The Everson Museum of Art in downtown Syracuse was designed by renowned architect I. M. Pei and is one of the best-kept secrets in upstate New York. A work of art in its own right, this intimate setting of exposed concrete blocks is located among an area of low rise and historical buildings. For the week of July 4th, my family and I had the opportunity to discover this museum. In order to get there we had to drive by beautiful open fields and red brick barns. It seemed that along the way we were already able to envision the rural scenes by New York artist Edward Hopper with its bare open plains and architectural details.
As a Florida resident driving through a New York highway, I found myself looking for signalization that would help my family and I find the museum. However there seems to be a discrete law in the state of New York that discourages unnecessary signage and advertisement along the thruway. With a good GPS guiding us, this absence of printed fonts along the way made the trip definitely more pleasant.

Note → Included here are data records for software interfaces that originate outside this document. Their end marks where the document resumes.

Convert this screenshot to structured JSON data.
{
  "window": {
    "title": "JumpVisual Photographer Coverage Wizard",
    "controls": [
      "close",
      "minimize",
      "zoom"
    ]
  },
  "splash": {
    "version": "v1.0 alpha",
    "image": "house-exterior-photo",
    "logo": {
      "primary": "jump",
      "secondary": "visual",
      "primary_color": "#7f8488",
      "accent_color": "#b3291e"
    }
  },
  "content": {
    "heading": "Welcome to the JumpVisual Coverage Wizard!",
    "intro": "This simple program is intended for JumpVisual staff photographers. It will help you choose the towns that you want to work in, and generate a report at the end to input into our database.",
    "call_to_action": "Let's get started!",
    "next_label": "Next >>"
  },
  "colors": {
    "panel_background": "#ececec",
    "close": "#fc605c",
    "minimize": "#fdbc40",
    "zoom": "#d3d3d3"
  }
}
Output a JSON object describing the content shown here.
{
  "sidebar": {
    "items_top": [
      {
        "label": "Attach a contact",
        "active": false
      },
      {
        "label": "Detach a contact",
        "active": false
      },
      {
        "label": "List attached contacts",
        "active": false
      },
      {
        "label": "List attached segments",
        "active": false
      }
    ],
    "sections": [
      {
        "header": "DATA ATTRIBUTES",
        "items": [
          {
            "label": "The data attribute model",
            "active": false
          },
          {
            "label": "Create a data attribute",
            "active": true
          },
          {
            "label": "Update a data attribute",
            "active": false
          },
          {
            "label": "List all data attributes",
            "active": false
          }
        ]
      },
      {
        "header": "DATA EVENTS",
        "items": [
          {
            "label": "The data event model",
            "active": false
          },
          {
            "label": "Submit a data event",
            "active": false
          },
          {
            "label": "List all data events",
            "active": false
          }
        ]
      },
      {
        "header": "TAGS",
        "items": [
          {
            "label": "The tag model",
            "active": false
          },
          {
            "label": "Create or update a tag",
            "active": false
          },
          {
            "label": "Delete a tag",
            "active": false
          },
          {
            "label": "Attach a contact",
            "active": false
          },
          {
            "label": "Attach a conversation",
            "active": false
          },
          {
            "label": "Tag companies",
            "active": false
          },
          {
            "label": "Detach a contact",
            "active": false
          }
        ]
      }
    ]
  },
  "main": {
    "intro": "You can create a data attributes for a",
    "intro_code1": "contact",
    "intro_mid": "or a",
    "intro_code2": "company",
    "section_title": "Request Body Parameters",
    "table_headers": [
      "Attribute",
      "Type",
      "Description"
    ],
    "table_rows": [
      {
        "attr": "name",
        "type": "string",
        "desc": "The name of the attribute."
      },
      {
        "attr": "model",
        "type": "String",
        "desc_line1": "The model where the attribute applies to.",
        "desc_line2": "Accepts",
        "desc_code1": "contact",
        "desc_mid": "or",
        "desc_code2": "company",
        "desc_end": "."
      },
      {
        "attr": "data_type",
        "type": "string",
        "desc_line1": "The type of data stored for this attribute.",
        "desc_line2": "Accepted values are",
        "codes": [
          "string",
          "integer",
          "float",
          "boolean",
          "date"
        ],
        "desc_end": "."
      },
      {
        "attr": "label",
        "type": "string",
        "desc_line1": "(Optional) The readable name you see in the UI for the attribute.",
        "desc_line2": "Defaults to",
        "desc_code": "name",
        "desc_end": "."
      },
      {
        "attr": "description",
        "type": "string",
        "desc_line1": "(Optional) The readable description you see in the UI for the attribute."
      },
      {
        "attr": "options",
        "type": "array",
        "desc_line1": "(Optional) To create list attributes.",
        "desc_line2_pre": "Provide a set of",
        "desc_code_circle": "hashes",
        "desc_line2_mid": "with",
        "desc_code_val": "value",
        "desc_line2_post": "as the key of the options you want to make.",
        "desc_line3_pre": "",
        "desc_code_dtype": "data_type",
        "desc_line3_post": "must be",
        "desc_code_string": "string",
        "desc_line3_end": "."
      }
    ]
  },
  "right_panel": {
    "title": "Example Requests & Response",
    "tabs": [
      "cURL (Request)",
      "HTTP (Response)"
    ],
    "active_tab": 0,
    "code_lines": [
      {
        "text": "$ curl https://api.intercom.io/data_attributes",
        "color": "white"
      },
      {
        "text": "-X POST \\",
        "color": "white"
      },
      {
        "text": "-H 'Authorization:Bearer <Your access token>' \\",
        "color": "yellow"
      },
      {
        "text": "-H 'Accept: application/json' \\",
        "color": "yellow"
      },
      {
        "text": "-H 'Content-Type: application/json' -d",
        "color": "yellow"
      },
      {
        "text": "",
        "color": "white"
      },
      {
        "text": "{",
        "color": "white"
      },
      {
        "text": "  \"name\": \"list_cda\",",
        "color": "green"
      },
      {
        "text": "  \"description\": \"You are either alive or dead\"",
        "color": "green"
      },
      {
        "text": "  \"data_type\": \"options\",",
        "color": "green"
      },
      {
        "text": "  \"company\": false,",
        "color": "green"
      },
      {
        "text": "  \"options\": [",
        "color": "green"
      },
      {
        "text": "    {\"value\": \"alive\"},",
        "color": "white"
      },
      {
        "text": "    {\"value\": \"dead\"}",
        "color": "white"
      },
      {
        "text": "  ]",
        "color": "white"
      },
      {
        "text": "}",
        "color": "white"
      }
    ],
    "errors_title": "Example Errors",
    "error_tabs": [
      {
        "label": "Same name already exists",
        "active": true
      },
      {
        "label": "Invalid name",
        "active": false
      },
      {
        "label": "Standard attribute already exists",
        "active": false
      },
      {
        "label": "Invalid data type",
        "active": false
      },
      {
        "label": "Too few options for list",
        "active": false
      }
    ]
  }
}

After a few detours along downtown Syracuse and a failed attempt to find a brochure from the museum at an information center, we arrived with the help of several people’s directions. Luckily, because we were a combined group of adults, seniors, young adults and children we were able to acquire our entrance ticket at a reasonable family rate.
In the lobby, there is a spiral staircase leading to a second level where permanent and traveling exhibits are displayed. At first sight, this staircase seems to be the most essential architectural element. And after walking around the museum corridors and galleries, it seems to be a sort of spinal chord to the building because on the way it connects most spaces in the museum.
To explore the museum we started viewing the second floor, which had an exhibition, titled An American Look: Fashion, Decorative Arts and Gustav Stickley that runs until September 22, 2013. This exhibit includes costumes from the Sue Ann Genet Collection housed at the Syracuse University historic clothing collection established in the 1930’s. The delicate style from the 1910-1914 is carried through this exhibit with authentic examples of lingerie-like garments that are represented by delicate ruffles and chiffon fabric. Gustav Stickley’s furniture and other decorative art were also on display mirroring the influential simplicity of the Arts and Crafts period.
In the same floor next to the American Look exhibit, a selection from the museum’s permanent collection was on display. Large paintings by artists Helen Frankenthaler and Morris Louis as well as oil painting by Gilbert Stuart were some of the works of art representing a legacy in American art from different periods.
After spending sometime on the second floor, the welcoming atmosphere and architectural flow of the museum invited us to roam around freely through the different exhibition spaces. Later on we exchanged pictures of things we have seen or done while we were on our own. My kids and a friend had spent some time building clay sculptures in this interactive exhibit and I had been taking notes from the ceramic collection exhibit. As far as the number of visitors was concerned, that day there was a very small and selective crowd of people including a group of tourist coming from Asia. On the way back to our hotel room in the outskirts of downtown Syracuse, we enjoyed again the beautiful open plains and traditional front porches as our rest the day unfolded And as my youngest son said it over the phone when talking to a friend in Miami: “Dude we are in the middle of nowhere and it is awesome”